This book was picked semi-randomly out of a second hand shop's three quid pile when in a rush to catch a train. The provocative title sounded interesting, and the author's name was vaguely familiar from Radio 4, so I was expecting something moderately entertaining and/or thought-provoking like Radio 4 output often is.
There is a saying that assumption is the mother of all cock-ups. Well, I really dropped a bollock here.
50 People Who Buggered Up Britain starts off as you might expect with a table of contents. This lists the acknowledgements, introductory material, one chapter each for fifty-five people, and a summary. So the title's wrong for a start.
The acknowledgements then provide the first warning sign: it thanks the Daily Mail library.
Moving on to the introduction, right there on the first page he bangs on about blacks, “Asian” (by which we can safely assume is his code for Muslim) bombers, and Christian values. The remainder of this diatribe continues the general theme of God and declining moral values until it stops abruptly at page four, presumably because his green pen ran out of ink.
As Jeremy Hardy noted on a recent News Quiz, he likes it when people say “I'm not a racist but…” because that means he knows they're a loon and saves time deciding whether they have anything interesting to say. And so it took just a couple of minutes to discover that Quentin Letts is a Daily Mail reading, God-bothering, right-wing, prize bell-end.
Still, morbid curiousity drives me onwards. If you were to ask random Brits for a list of odious folk, the same names of senior policitians and celebrity attention-seekers will come up again and again. And indeed Quentin's selection contains few surprises. It is in alphabetical order, starting with Jeffrey Archer and concluding with Harold Wilson. Curiously, when I looked between Suzi Leather and Callum McCarthy I failed to see Quentin Letts, which strikes me as a serious omission.
His selection of politicians and their advisers manages to be about the only fair and balanced bit of the whole book, drawing equally from both the Labour and Conservative parties. Each one gets their greed and bad decisions pointed out, although he adds nothing to what we already knew. An odd inclusion is Margaret Thatcher, because I had a mental image of Quentin being the kind of person with a signed photograph of her next to his bed. It turned out to be praise followed by a rant about how he disagreed with the way she dealt with the miners' strike.
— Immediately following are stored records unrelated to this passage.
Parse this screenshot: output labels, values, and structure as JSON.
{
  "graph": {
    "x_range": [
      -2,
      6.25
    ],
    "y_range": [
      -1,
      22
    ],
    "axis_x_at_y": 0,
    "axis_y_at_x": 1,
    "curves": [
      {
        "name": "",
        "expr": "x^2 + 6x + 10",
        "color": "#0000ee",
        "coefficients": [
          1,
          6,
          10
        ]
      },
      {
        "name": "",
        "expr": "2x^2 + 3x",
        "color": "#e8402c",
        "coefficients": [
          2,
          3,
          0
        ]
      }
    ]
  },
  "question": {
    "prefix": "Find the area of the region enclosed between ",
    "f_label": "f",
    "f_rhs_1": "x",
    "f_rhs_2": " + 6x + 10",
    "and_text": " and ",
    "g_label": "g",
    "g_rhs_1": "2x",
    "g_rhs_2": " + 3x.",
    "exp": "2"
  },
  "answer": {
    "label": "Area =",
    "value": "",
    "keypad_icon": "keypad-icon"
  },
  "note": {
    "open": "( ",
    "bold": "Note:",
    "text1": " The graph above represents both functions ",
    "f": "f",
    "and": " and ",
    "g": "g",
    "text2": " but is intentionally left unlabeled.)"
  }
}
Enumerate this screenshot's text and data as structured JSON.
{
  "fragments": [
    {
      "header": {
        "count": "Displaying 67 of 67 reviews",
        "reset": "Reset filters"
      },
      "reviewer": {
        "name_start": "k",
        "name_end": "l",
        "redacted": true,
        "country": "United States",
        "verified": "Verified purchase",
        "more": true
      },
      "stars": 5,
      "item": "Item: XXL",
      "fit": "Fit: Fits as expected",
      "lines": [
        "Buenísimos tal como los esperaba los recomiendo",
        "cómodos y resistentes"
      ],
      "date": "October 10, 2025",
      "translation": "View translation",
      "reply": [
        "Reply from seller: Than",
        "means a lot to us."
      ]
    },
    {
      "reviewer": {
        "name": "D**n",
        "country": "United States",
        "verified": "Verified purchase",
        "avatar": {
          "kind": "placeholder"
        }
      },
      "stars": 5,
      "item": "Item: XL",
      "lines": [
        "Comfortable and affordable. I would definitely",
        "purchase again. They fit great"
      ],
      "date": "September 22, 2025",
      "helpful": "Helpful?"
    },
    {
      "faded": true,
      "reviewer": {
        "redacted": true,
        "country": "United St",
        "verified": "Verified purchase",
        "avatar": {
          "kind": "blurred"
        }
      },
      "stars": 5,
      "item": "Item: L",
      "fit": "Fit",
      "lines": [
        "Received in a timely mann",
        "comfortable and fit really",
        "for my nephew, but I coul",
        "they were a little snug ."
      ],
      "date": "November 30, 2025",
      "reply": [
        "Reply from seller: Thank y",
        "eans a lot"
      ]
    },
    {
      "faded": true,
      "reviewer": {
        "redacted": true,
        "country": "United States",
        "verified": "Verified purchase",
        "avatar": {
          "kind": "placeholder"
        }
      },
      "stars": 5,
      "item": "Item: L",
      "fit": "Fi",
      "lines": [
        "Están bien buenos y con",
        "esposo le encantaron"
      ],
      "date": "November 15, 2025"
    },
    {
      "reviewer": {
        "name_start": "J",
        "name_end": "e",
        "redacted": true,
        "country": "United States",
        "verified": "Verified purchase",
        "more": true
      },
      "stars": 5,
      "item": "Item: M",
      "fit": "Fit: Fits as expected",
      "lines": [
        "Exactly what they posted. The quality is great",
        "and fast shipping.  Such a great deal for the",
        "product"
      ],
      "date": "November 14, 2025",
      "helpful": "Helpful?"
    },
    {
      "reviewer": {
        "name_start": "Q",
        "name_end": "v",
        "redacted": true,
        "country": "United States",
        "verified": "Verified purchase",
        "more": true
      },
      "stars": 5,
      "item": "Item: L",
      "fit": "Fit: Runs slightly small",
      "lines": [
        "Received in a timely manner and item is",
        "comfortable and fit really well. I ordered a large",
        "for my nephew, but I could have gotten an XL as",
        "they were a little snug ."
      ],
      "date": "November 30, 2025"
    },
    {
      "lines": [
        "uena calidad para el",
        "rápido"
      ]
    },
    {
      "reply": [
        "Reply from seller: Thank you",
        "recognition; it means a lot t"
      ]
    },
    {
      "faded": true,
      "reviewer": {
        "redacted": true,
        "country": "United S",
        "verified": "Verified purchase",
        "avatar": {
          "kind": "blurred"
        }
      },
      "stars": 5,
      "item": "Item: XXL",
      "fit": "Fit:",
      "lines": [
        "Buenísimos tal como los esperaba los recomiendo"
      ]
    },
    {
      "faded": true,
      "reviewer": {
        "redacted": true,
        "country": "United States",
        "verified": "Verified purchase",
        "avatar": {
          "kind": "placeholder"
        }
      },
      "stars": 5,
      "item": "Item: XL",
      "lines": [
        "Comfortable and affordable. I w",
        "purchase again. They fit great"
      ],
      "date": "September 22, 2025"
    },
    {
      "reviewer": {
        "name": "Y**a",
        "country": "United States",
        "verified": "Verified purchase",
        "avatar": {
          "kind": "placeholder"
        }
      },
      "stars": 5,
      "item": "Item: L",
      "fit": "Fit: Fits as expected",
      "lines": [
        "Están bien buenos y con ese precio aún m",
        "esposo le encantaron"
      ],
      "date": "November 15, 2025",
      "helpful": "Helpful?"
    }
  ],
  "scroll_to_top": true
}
The choice of non-politicians at least adds a bit of insight into Quentin's diseased mind. Jimmy Saville gets blasted for not conforming. Given that this was written before Jimmy was accused of being a paedophile, Quentin would no doubt suffer an embolism if he were to try writing it today. Janet Street Porter features due to speaking funny and also being non-conforming. Why, she's been married more than once, the slattern! Alan Titchmarsh's only crime appears to be that he happened to be on the telly when Quentin was running out of ideas.
He takes a pot shot at Rupert Murdoch, which I'm sure is completely unrelated to reports of him no longer writing for the Times. Sadly, he fails to document the method of his departure, which would no doubt have been riveting.
The money shots in this book are where the God-bothering shines through. Richard Dawkins is an “anti-Christ”, compounding his sins by having the wrong alma mater. The shame of going to Oxford instead of Cambridge! The Alternative Service Book earns The Very Rev. Ronald Jasper an entry, and Graham Kendrick gets his for writing hymns Quentin doesn't like. At the end of that, I'm amazed that God wasn't included for creating a universe that doesn't revolve around Quentin.
Incredibly, this drivel was a “best-seller”, apparently shifting 45,000 copies. At least I have the twin satisfaction of him not seeing a penny of royalties from my purchase and taking one of the copies of this tome out of circulation.
This is very much a book to leave in the loo. While the cover is made of shiny card that would get stuck in the U-bend, the pages within appear quite absorbent. Sadly, the Kindle version will rob you of even that pleasure.